Let $V$ be a vector space over $\mathbb{C}$ of finite dimension $n$, $G$ is a finite group and $T:G\rightarrow GL(V)$ its irreducible representation that sends each $g$ into $T_g$. Let $E:V^{\bigoplus 2}\rightarrow \mathbb{C}$ be an arbitrary hermitian form on $V$. It is easy to verify $H$ that sends a pair of vectors $(x,y)$ into $\sum_{g\in G} E(T_g x,T_g y)$ is a $G$-invariant hermitian form, i.e. each $T_g$ respects $H$. It means that an invariant hermitian form always exists.

I am trying to prove that each $G$-invariant hermitian form $H_i$ is $\alpha_i H$ for some $\alpha_i \in \mathbb{C}$. Could you give me any hints or help to develop the following idea?

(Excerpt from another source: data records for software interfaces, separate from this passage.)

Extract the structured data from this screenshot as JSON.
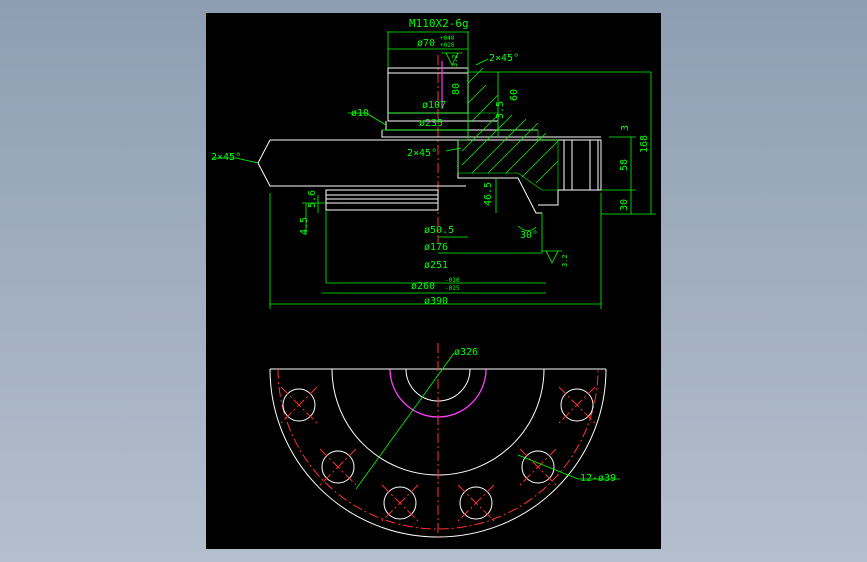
{
  "drawing": {
    "colors": {
      "background": "#000000",
      "outline": "#ffffff",
      "dimension": "#00ff00",
      "centerline": "#ff3030",
      "highlight": "#ff33ff"
    },
    "labels": {
      "thread": "M110X2-6g",
      "d70": "ø70",
      "d70_tol_up": "+040",
      "d70_tol_dn": "+020",
      "chamfer_top": "2×45°",
      "d107": "ø107",
      "d10": "ø10",
      "d235": "ø235",
      "chamfer_mid": "2×45°",
      "chamfer_left": "2×45°",
      "h80": "80",
      "h60": "60",
      "h35": "3.5",
      "h3": "3",
      "h168": "168",
      "h58": "58",
      "h30": "30",
      "h465": "46.5",
      "h56": "5.6",
      "h45": "4.5",
      "d505": "ø50.5",
      "ang30": "30°",
      "d176": "ø176",
      "d251": "ø251",
      "d260": "ø260",
      "d260_tol_up": "-010",
      "d260_tol_dn": "-025",
      "d390": "ø390",
      "rough_top": "3.2",
      "rough_bot": "3.2",
      "d326": "ø326",
      "holes": "12-ø39"
    }
  }
}
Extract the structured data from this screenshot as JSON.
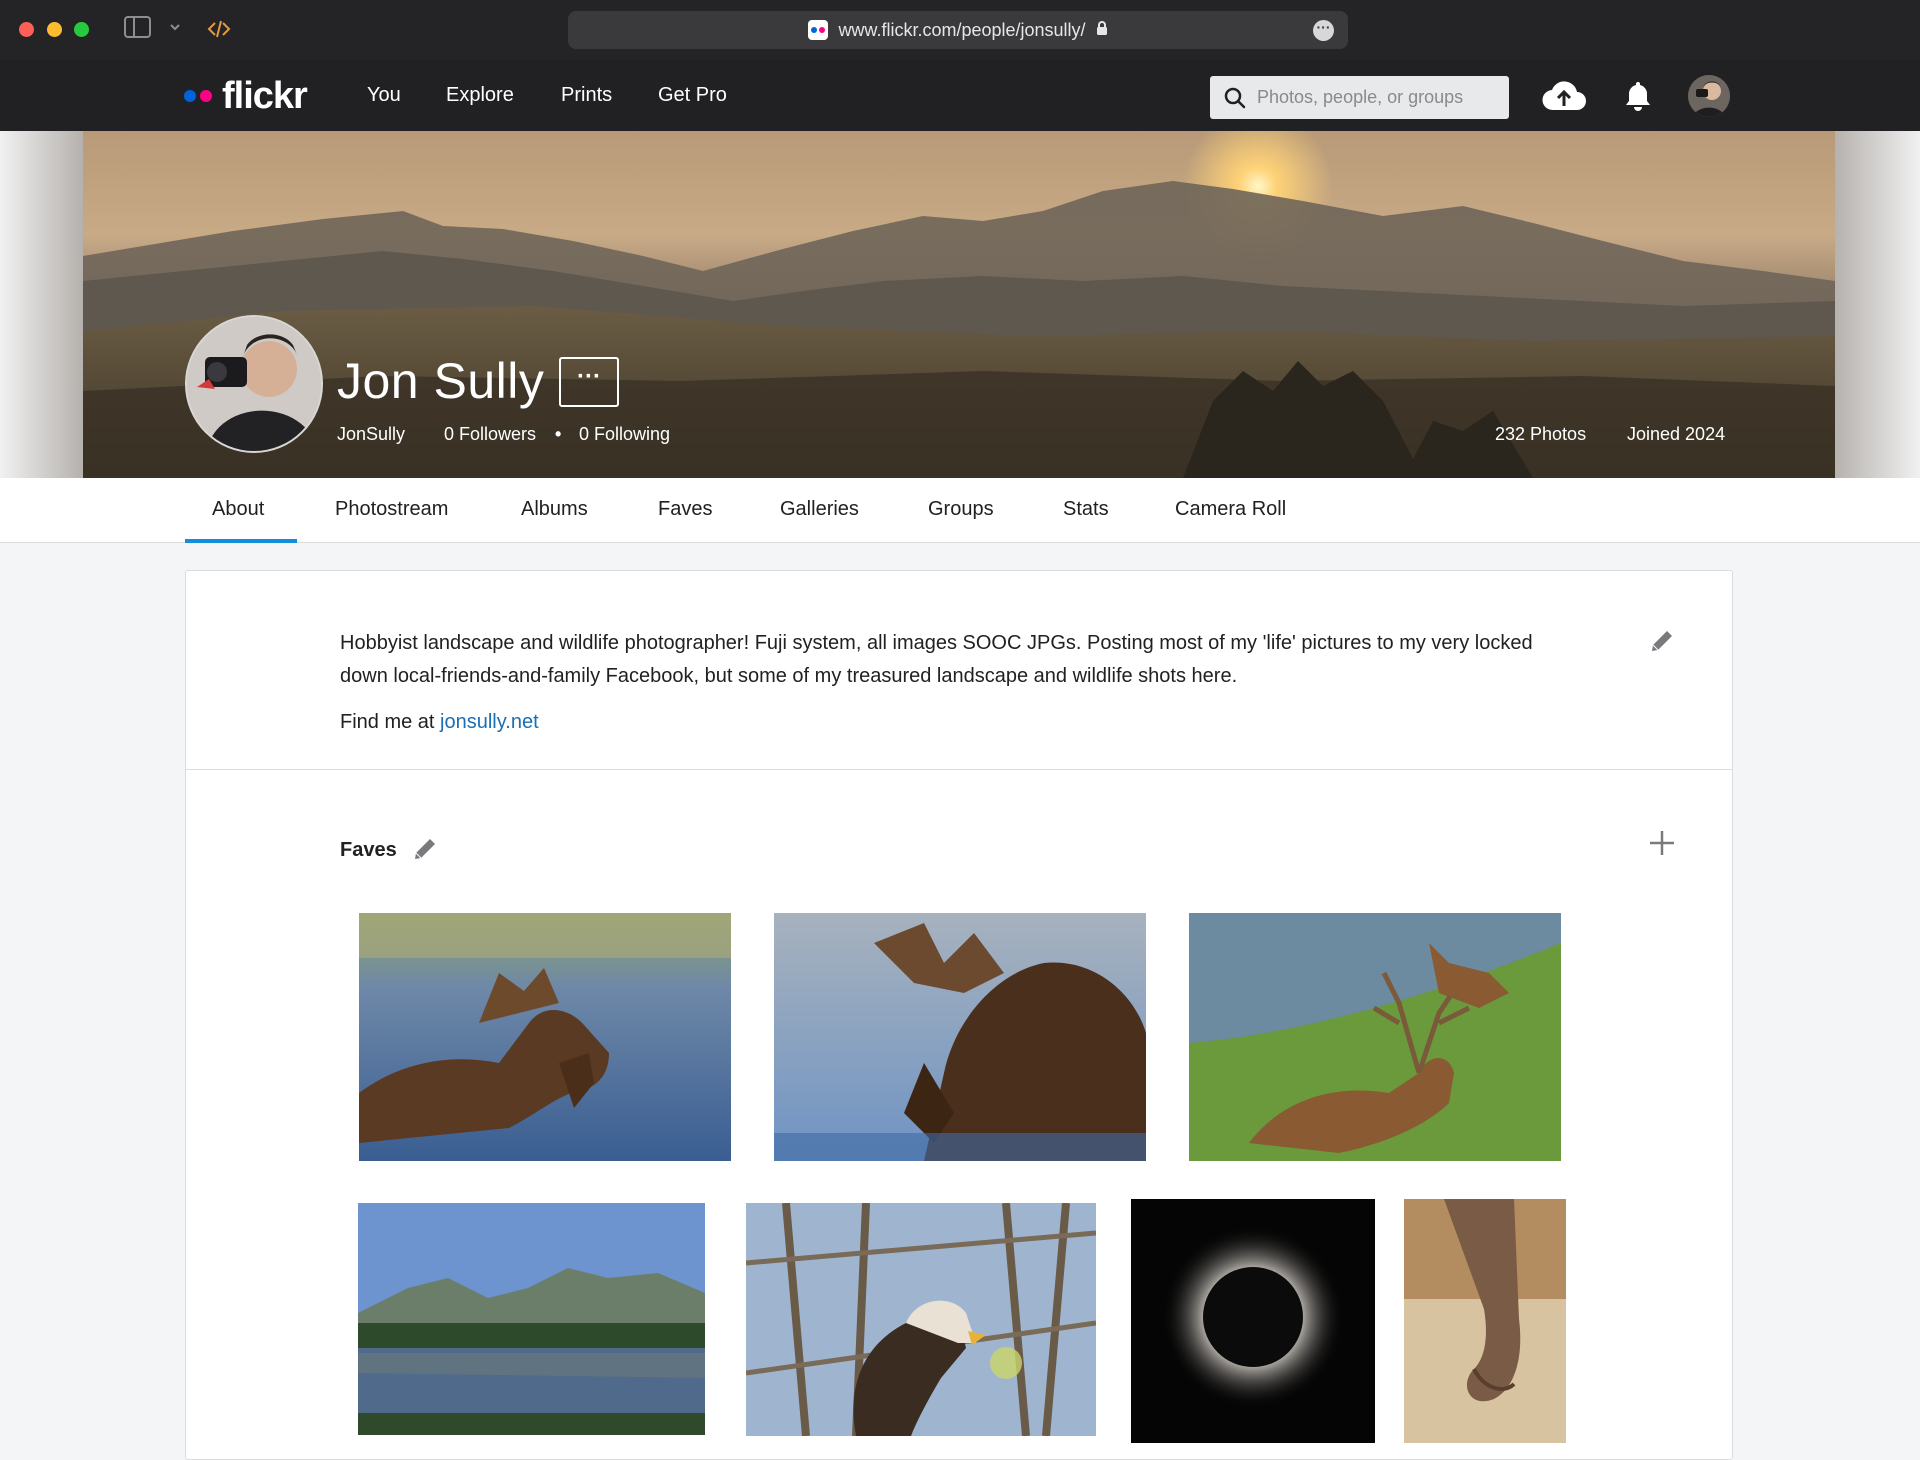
{
  "browser": {
    "url": "www.flickr.com/people/jonsully/"
  },
  "nav": {
    "links": [
      "You",
      "Explore",
      "Prints",
      "Get Pro"
    ],
    "search_placeholder": "Photos, people, or groups"
  },
  "profile": {
    "name": "Jon Sully",
    "username": "JonSully",
    "followers": "0 Followers",
    "following": "0 Following",
    "photos": "232 Photos",
    "joined": "Joined 2024"
  },
  "tabs": [
    "About",
    "Photostream",
    "Albums",
    "Faves",
    "Galleries",
    "Groups",
    "Stats",
    "Camera Roll"
  ],
  "about": {
    "bio": "Hobbyist landscape and wildlife photographer! Fuji system, all images SOOC JPGs. Posting most of my 'life' pictures to my very locked down local-friends-and-family Facebook, but some of my treasured landscape and wildlife shots here.",
    "find_prefix": "Find me at",
    "link_text": "jonsully.net"
  },
  "faves": {
    "title": "Faves"
  },
  "colors": {
    "accent": "#128fdc",
    "flickr_blue": "#0063dc",
    "flickr_pink": "#ff0084",
    "nav_bg": "#212124",
    "link": "#1a6fb5"
  }
}
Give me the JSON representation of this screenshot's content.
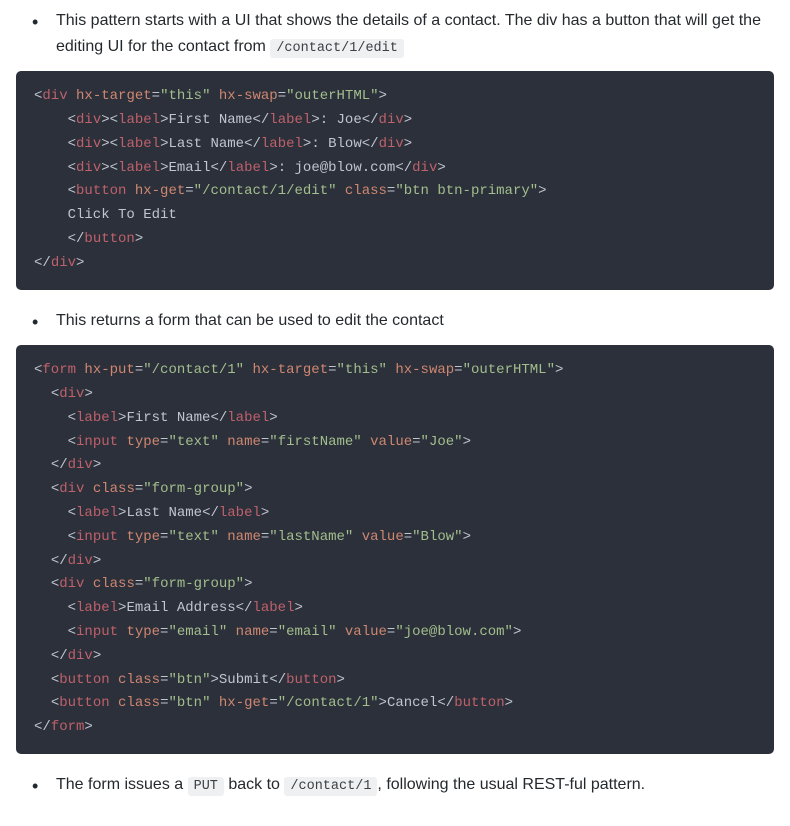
{
  "bullets": {
    "b1_part1": "This pattern starts with a UI that shows the details of a contact. The div has a button that will get the editing UI for the contact from ",
    "b1_code": "/contact/1/edit",
    "b2": "This returns a form that can be used to edit the contact",
    "b3_part1": "The form issues a ",
    "b3_code1": "PUT",
    "b3_part2": " back to ",
    "b3_code2": "/contact/1",
    "b3_part3": ", following the usual REST-ful pattern."
  },
  "code1": {
    "l1": {
      "t1": "div",
      "a1": "hx-target",
      "v1": "\"this\"",
      "a2": "hx-swap",
      "v2": "\"outerHTML\""
    },
    "l2": {
      "t1": "div",
      "t2": "label",
      "txt1": "First Name",
      "t3": "label",
      "txt2": ": Joe",
      "t4": "div"
    },
    "l3": {
      "t1": "div",
      "t2": "label",
      "txt1": "Last Name",
      "t3": "label",
      "txt2": ": Blow",
      "t4": "div"
    },
    "l4": {
      "t1": "div",
      "t2": "label",
      "txt1": "Email",
      "t3": "label",
      "txt2": ": joe@blow.com",
      "t4": "div"
    },
    "l5": {
      "t1": "button",
      "a1": "hx-get",
      "v1": "\"/contact/1/edit\"",
      "a2": "class",
      "v2": "\"btn btn-primary\""
    },
    "l6": {
      "txt": "    Click To Edit"
    },
    "l7": {
      "t1": "button"
    },
    "l8": {
      "t1": "div"
    }
  },
  "code2": {
    "l1": {
      "t1": "form",
      "a1": "hx-put",
      "v1": "\"/contact/1\"",
      "a2": "hx-target",
      "v2": "\"this\"",
      "a3": "hx-swap",
      "v3": "\"outerHTML\""
    },
    "l2": {
      "t1": "div"
    },
    "l3": {
      "t1": "label",
      "txt1": "First Name",
      "t2": "label"
    },
    "l4": {
      "t1": "input",
      "a1": "type",
      "v1": "\"text\"",
      "a2": "name",
      "v2": "\"firstName\"",
      "a3": "value",
      "v3": "\"Joe\""
    },
    "l5": {
      "t1": "div"
    },
    "l6": {
      "t1": "div",
      "a1": "class",
      "v1": "\"form-group\""
    },
    "l7": {
      "t1": "label",
      "txt1": "Last Name",
      "t2": "label"
    },
    "l8": {
      "t1": "input",
      "a1": "type",
      "v1": "\"text\"",
      "a2": "name",
      "v2": "\"lastName\"",
      "a3": "value",
      "v3": "\"Blow\""
    },
    "l9": {
      "t1": "div"
    },
    "l10": {
      "t1": "div",
      "a1": "class",
      "v1": "\"form-group\""
    },
    "l11": {
      "t1": "label",
      "txt1": "Email Address",
      "t2": "label"
    },
    "l12": {
      "t1": "input",
      "a1": "type",
      "v1": "\"email\"",
      "a2": "name",
      "v2": "\"email\"",
      "a3": "value",
      "v3": "\"joe@blow.com\""
    },
    "l13": {
      "t1": "div"
    },
    "l14": {
      "t1": "button",
      "a1": "class",
      "v1": "\"btn\"",
      "txt1": "Submit",
      "t2": "button"
    },
    "l15": {
      "t1": "button",
      "a1": "class",
      "v1": "\"btn\"",
      "a2": "hx-get",
      "v2": "\"/contact/1\"",
      "txt1": "Cancel",
      "t2": "button"
    },
    "l16": {
      "t1": "form"
    }
  }
}
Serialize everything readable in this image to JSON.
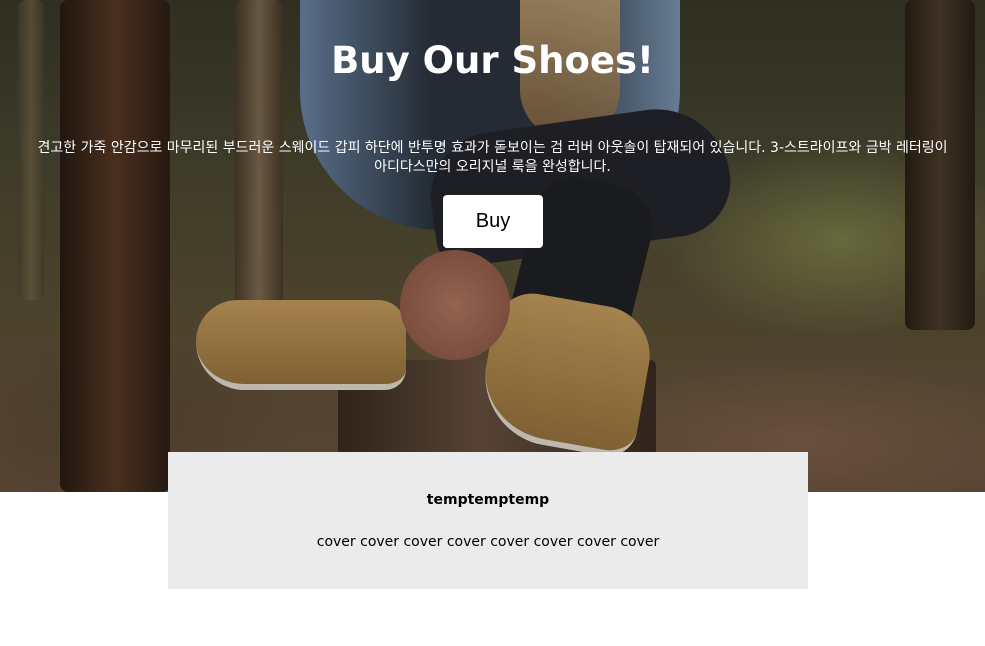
{
  "hero": {
    "title": "Buy Our Shoes!",
    "description": "견고한 가죽 안감으로 마무리된 부드러운 스웨이드 갑피 하단에 반투명 효과가 돋보이는 검 러버 아웃솔이 탑재되어 있습니다. 3-스트라이프와 금박 레터링이 아디다스만의 오리지널 룩을 완성합니다.",
    "buy_label": "Buy"
  },
  "card": {
    "title": "temptemptemp",
    "text": "cover cover cover cover cover cover cover cover"
  }
}
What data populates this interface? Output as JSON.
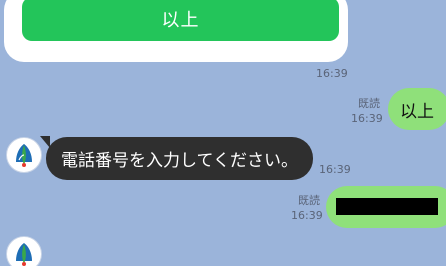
{
  "top_card": {
    "button_label": "以上",
    "time": "16:39"
  },
  "outgoing": [
    {
      "read": "既読",
      "time": "16:39",
      "text": "以上"
    },
    {
      "read": "既読",
      "time": "16:39",
      "text": ""
    }
  ],
  "incoming": [
    {
      "text": "電話番号を入力してください。",
      "time": "16:39"
    }
  ],
  "colors": {
    "background": "#9bb4da",
    "button": "#23c55a",
    "outgoing_bubble": "#8fe07a",
    "incoming_bubble": "#2f2f2f"
  },
  "avatar_icon": "app-logo-icon"
}
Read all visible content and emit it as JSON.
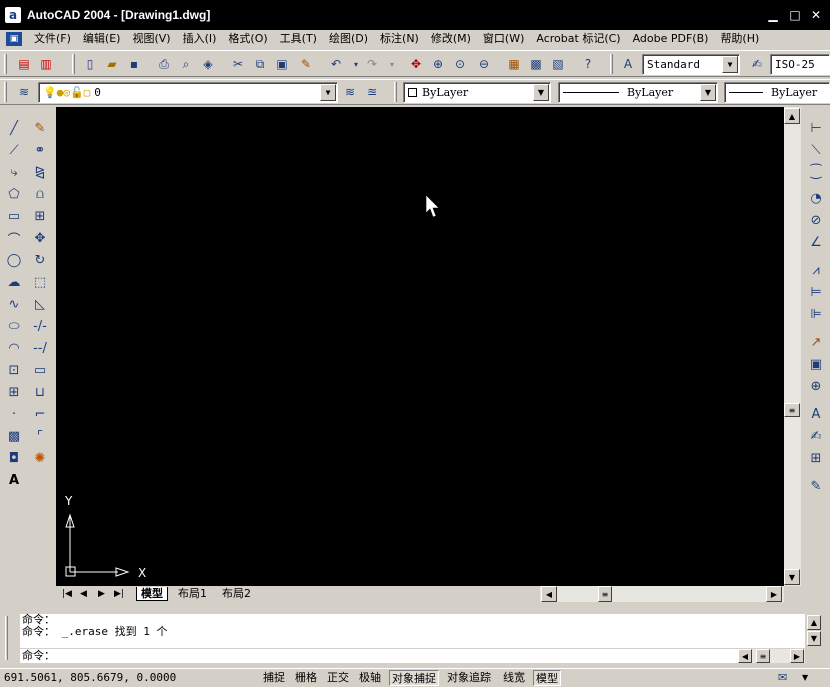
{
  "window": {
    "title": "AutoCAD 2004 - [Drawing1.dwg]",
    "app_icon": "a",
    "minimize": "▁",
    "maximize": "□",
    "close": "✕"
  },
  "menu": [
    "文件(F)",
    "编辑(E)",
    "视图(V)",
    "插入(I)",
    "格式(O)",
    "工具(T)",
    "绘图(D)",
    "标注(N)",
    "修改(M)",
    "窗口(W)",
    "Acrobat 标记(C)",
    "Adobe PDF(B)",
    "帮助(H)"
  ],
  "toolbar": {
    "text_style": "Standard",
    "dim_style": "ISO-25"
  },
  "layers": {
    "layer_name": "0",
    "color": "ByLayer",
    "linetype": "ByLayer",
    "lineweight": "ByLayer"
  },
  "canvas": {
    "background": "#000000",
    "ucs_x": "X",
    "ucs_y": "Y"
  },
  "tabs": [
    "模型",
    "布局1",
    "布局2"
  ],
  "command": {
    "line1": "命令：",
    "line2": "命令：  _.erase 找到 1 个",
    "prompt": "命令："
  },
  "status": {
    "coords": "691.5061,  805.6679,  0.0000",
    "buttons": [
      "捕捉",
      "栅格",
      "正交",
      "极轴",
      "对象捕捉",
      "对象追踪",
      "线宽",
      "模型"
    ]
  }
}
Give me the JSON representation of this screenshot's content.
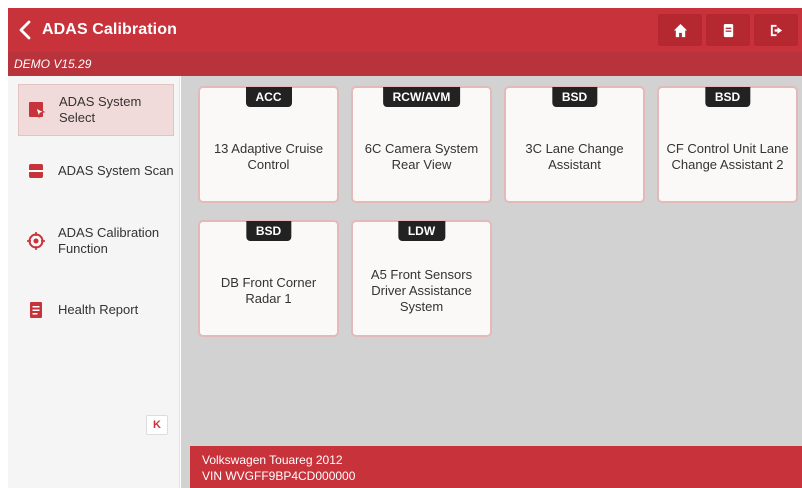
{
  "header": {
    "title": "ADAS Calibration",
    "subtitle": "DEMO V15.29",
    "home_icon": "home-icon",
    "report_icon": "report-icon",
    "exit_icon": "exit-icon"
  },
  "sidebar": {
    "items": [
      {
        "label": "ADAS System Select",
        "icon": "system-select-icon",
        "active": true
      },
      {
        "label": "ADAS System Scan",
        "icon": "system-scan-icon",
        "active": false
      },
      {
        "label": "ADAS Calibration Function",
        "icon": "calibration-target-icon",
        "active": false
      },
      {
        "label": "Health Report",
        "icon": "health-report-icon",
        "active": false
      }
    ],
    "collapse_label": "K"
  },
  "systems": [
    {
      "badge": "ACC",
      "label": "13 Adaptive Cruise Control"
    },
    {
      "badge": "RCW/AVM",
      "label": "6C Camera System Rear View"
    },
    {
      "badge": "BSD",
      "label": "3C Lane Change Assistant"
    },
    {
      "badge": "BSD",
      "label": "CF Control Unit Lane Change Assistant 2"
    },
    {
      "badge": "BSD",
      "label": "DB Front Corner Radar 1"
    },
    {
      "badge": "LDW",
      "label": "A5 Front Sensors Driver Assistance System"
    }
  ],
  "vehicle": {
    "model": "Volkswagen Touareg 2012",
    "vin": "VIN WVGFF9BP4CD000000"
  },
  "colors": {
    "accent": "#c8323a",
    "badge": "#222222",
    "background": "#d2d2d2"
  }
}
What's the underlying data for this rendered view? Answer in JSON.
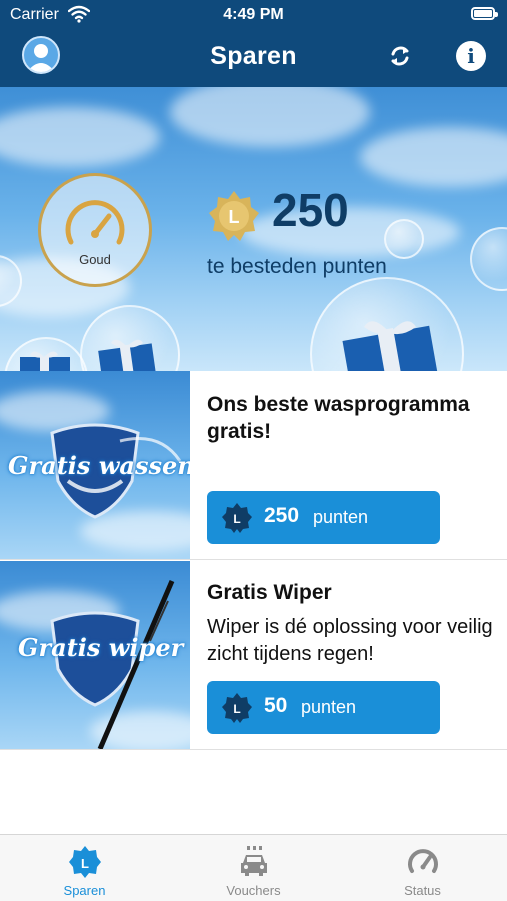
{
  "status_bar": {
    "carrier": "Carrier",
    "time": "4:49 PM"
  },
  "header": {
    "title": "Sparen",
    "icons": [
      "avatar",
      "refresh-icon",
      "info-icon"
    ],
    "info_glyph": "i"
  },
  "summary": {
    "level": "Goud",
    "badge_letter": "L",
    "points": "250",
    "points_label": "te besteden punten"
  },
  "rewards": [
    {
      "image_text": "Gratis wassen",
      "title": "Ons beste wasprogramma gratis!",
      "description": "",
      "cost": "250",
      "cost_unit": "punten"
    },
    {
      "image_text": "Gratis wiper",
      "title": "Gratis Wiper",
      "description": "Wiper is dé oplossing voor veilig zicht tijdens regen!",
      "cost": "50",
      "cost_unit": "punten"
    }
  ],
  "tabs": [
    {
      "label": "Sparen",
      "icon": "loyalty-badge-icon",
      "active": true
    },
    {
      "label": "Vouchers",
      "icon": "car-wash-icon",
      "active": false
    },
    {
      "label": "Status",
      "icon": "gauge-icon",
      "active": false
    }
  ],
  "colors": {
    "header": "#0f4a7c",
    "accent": "#1a8fd8",
    "gold": "#c9a24d",
    "tab_inactive": "#8a8a8a"
  }
}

There is a widely known result that is called Schur's lemma: each endomorphism of irreducible complex representation is scalar (has a form $x\rightarrow \lambda x$). It is easy to deduce the following lemma:
If $T_1$ and $T_2$ - isomorphic irreducible representations then each isomorphism $\phi$ has a form $x \phi_0$ for some $x\in \mathbb{C}$ and fixed isomorphism $\phi_0$.
Is it possible to solve my problem using this lemma? Or somehow otherwise?


I think it is most useful here to interpret any Hermitian form$~h$, which I'm supposing conjugate-linear in its first argument, as associated to a conjugate linear mapping $f_h:V\to V^*$ defined by $f_h(v)=h(v,\cdotp)\in V^*$. Now a first thing to check is that $H$, which is nonzero because $H(v,v)$ is an average over positive values, makes $f_H$ invertible: the kernel of $f_H$ is easily seen to be a $G$-invariant subspace of $V$ (becuase $H$ is $G$-invariant) and not being the whole space it can only be $\{0\}$, and then $f_H$ is invertible because $\dim V=\dim V^*$.

Now if $H_1$ is another $G$-invariant Hermitian form, the composition $(f_H)^{-1}\circ f_{H_1}$ is a $\Bbb C$-linear map $V\to V$ that can be checked to intertwine with the $G$-action. This allows you to apply Schur's lemma.


Your Answer

By clicking “Post Your Answer”, you agree to our terms of service, privacy policy and cookie policy